local towns-people still mourn their absence 150 years later. The Lost Bird
Project, directed by Deborah Dickson and produced by Muffie Meyer, is a film
about public art, extinction and memory. It is an elegy to five extinct North
American birds and a thoughtful, moving, sometimes humorous look at the artist
and his mission.” For more info: www.lostbirdfilm.org


The Carolina Parakeet was once abundant throughout the southeastern United States, but was hunted to extinction for its plumage and for its propensity to raid crops.


Wednesday, August 27, 2014

Get Ready for the Fall Migration Rush

The cooler mornings this week heralded in the fall passerine migration as far as I’m concerned. Cool late summer and fall fronts with northerly components to the winds bring the warblers, vireos, and tanagers into the southern piedmont.
I took an hour or so last Tuesday to walk around the beaver pond at McAlpine Park with the sole intent of finding a few migrants.  It soon became evident that it was a birdy morning with several flocks of noisy Carolina chickadees and tufted titmice working along the wooded margins. Migrants like to hook up with the chickadee flocks so I always head right for them when I hear them.
I found a large birch tree fairly alive with birds flitting through the canopy. Four or five blue-gray gnatcatchers were conspicuous, flying in and out of the tree.
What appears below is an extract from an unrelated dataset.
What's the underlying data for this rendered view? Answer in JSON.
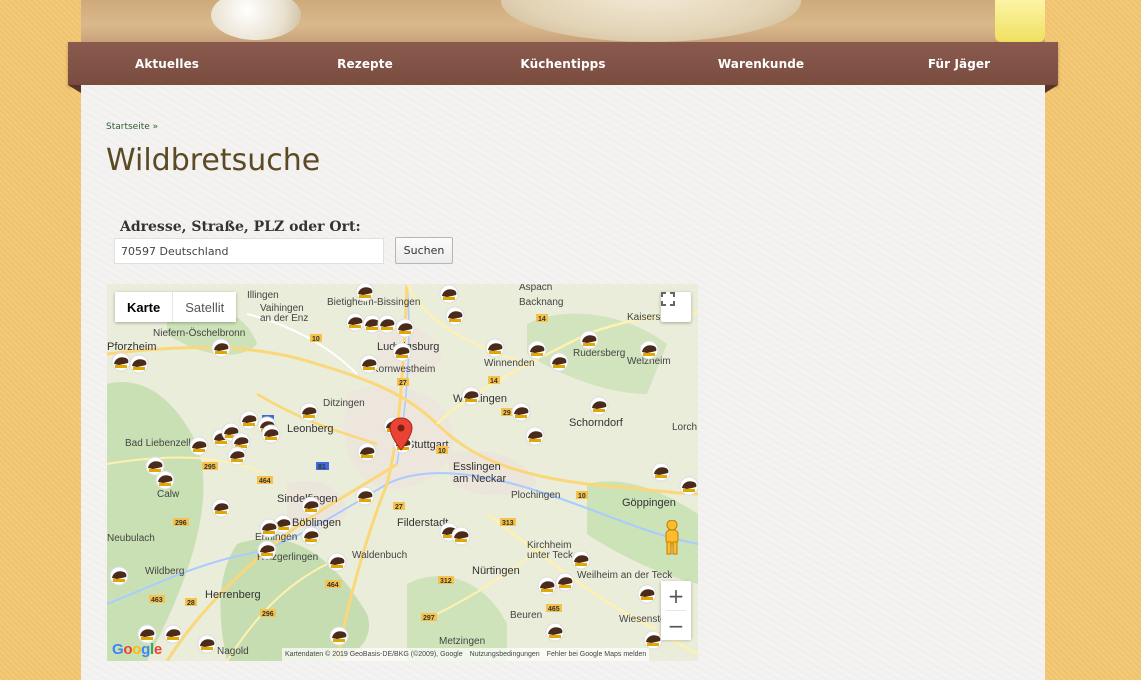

A sharp chip note revealed a nice male Northern parula warbler. A soft chattering call let me know a vireo was in the tree, but which one? Shortly a bright yellow bird with yellow spectacles around the eyes appeared; a yellow - throated vireo, a bird I’m always glad to see. Soon another showed up right next to it.
I took a brief break from scanning treetops to checking the beaver pond itself. Two great egrets and a belted kingfisher were patiently waiting for a careless fish or frog to serve themselves up for lunch. While watching these birds I noticed a red-shouldered hawk noisily flying over and an immature Cooper’s hawk flying silently just over the wetland shrubbery.
The next wooded margin produced a female plumaged hooded warbler and an immature chestnut-sided warbler. The chestnut-sided looks nothing like the adults which sometimes causes confusion in some casual birders.

So there were four species that I would call true migrants that morning. A small number but an encouraging start to the fall songbird migration. In another three or four weeks I would expect that number to triple or even quadruple. And the potential for some more interesting or uncommon species will increase too. It’s time to start looking so grab your binoculars and check out the chickadee flocks or any small bird you see  foraging in your shrubs or small trees.  

Chestnut-sided warbler by John Ennis

Warblers in fall plumage can look nothing like the breeding plumages. this is a fall-plumaged chestnut-sided warbler. Note the bold eye ring, bold wing bars, and bright green crown and back.


Chestnut-sided warbler by Phil Fowler









This is the breeding plumaged male chestnut-sided warbler. Note the bright colors and bold patterns.